Zeng has said that he would work to reduce the base cost of City College to less than $200 per semester for San Francisco residents, while increasing teacher salaries.
Like Temprano, Aragon said she would try to protect low-income and undocumented students by changing current policy so students could attend classes even if they could only afford a portion of their fees at the semester’s start. To that end, Aragon has also said she would seek ways to reduce fees for undocumented students.
Aragon has said that she supports “the effort to make community colleges free of charge.”
Policy position: Should campus police carry guns?
The candidates differ starkly on whether police should carry guns on campus.
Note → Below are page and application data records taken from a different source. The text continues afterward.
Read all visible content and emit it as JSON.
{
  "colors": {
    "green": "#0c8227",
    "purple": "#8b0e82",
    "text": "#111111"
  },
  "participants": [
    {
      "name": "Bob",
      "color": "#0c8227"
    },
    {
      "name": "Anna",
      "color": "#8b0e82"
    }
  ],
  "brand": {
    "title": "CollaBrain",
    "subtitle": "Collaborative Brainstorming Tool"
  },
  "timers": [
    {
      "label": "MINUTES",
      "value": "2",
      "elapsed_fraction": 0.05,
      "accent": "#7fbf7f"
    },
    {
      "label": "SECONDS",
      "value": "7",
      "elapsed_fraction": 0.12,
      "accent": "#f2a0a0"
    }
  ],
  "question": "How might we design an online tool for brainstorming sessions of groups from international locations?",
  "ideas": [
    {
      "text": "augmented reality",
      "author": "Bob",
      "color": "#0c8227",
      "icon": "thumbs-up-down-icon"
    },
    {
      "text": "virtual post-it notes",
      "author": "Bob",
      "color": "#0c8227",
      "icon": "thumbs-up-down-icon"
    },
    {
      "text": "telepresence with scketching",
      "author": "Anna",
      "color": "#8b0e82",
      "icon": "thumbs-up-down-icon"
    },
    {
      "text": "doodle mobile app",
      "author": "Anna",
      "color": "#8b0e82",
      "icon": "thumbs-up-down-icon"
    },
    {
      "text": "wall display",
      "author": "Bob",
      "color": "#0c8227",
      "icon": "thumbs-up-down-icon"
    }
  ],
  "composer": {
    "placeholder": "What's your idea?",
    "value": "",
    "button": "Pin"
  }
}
Aragon is staunchly against it. Temprano has not said that he would try to ban guns, though he has argued that firearms seem unnecessary because campuses tend to be near police stations, giving officers ready access to backup in emergencies.
Zeng has said that “it doesn’t make sense” for officers to remove their weapons after stepping onto campus, because the gun is “part of their overall gear.”
Randolph did not answer this question on his questionnaire seeking the endorsement of the San Francisco Green Party.
The candidates, top to bottom: Alex Randolph (photo by Stella Sadikin / San Francisco Public Press), Wendy Aragon, Tom Temprano and Jason Zang (photo courtesy of Dennis Minnick).
2015 Nonpartisan Election Guide
All told, hundreds of millions of taxpayers dollars are on the line on the November 2015 ballot. And if this year mirrors previous off-year elections, then a minority of San Franciscans will decide the outcome. Stay tuned. A lot is at stake.
For the full guide: sfpublicpress.org/election2015
would create a fund with up to $310 million for helping people remain in, and move to, San Francisco if they otherwise could not afford to do so.
would increase paid parental leave for qualified city government workers.
would require more people to register as official lobbyists, potentially increasing transparency in government.
would make it possible for the Mission Rock waterfront development to move forward in the Mission Bay neighborhood.
would give members of the public more access to, and control over, the meetings of San Francisco government’s “policy bodies,” which direct City Hall’s agendas.
would actively regulate the city’s short-term rental industry, much of which currently operates outside of City Hall’s knowledge and control.
would either restrict the defintion of “clean” or “green” energy (G) or nullify that restriction (H).
would suspend nearly all housing construction, demolition or conversion in the Mission District for 18 months to give politicians time to create a long-term plan for helping low- to middle-income people who live in the neighborhood.
would help longtime businesses continue operating in San Francisco.
aims to make it easier for developers to build affordable housing using city-owned land.
Three candidates are vying for the District 3 supervisorial seat on Nov. 3.
Mayor Ed Lee is running for a second four-year term and is likely to be re-elected, but is being challenged by five eclectic political newcomers.
Incumbent Ross Mirkarimi faces challenges from two candidates with experience in the department.
The city attorney, district attorney and treasurer are all running unopposed.
Four candidates square off to lead City College of San Francisco through a rocky transition.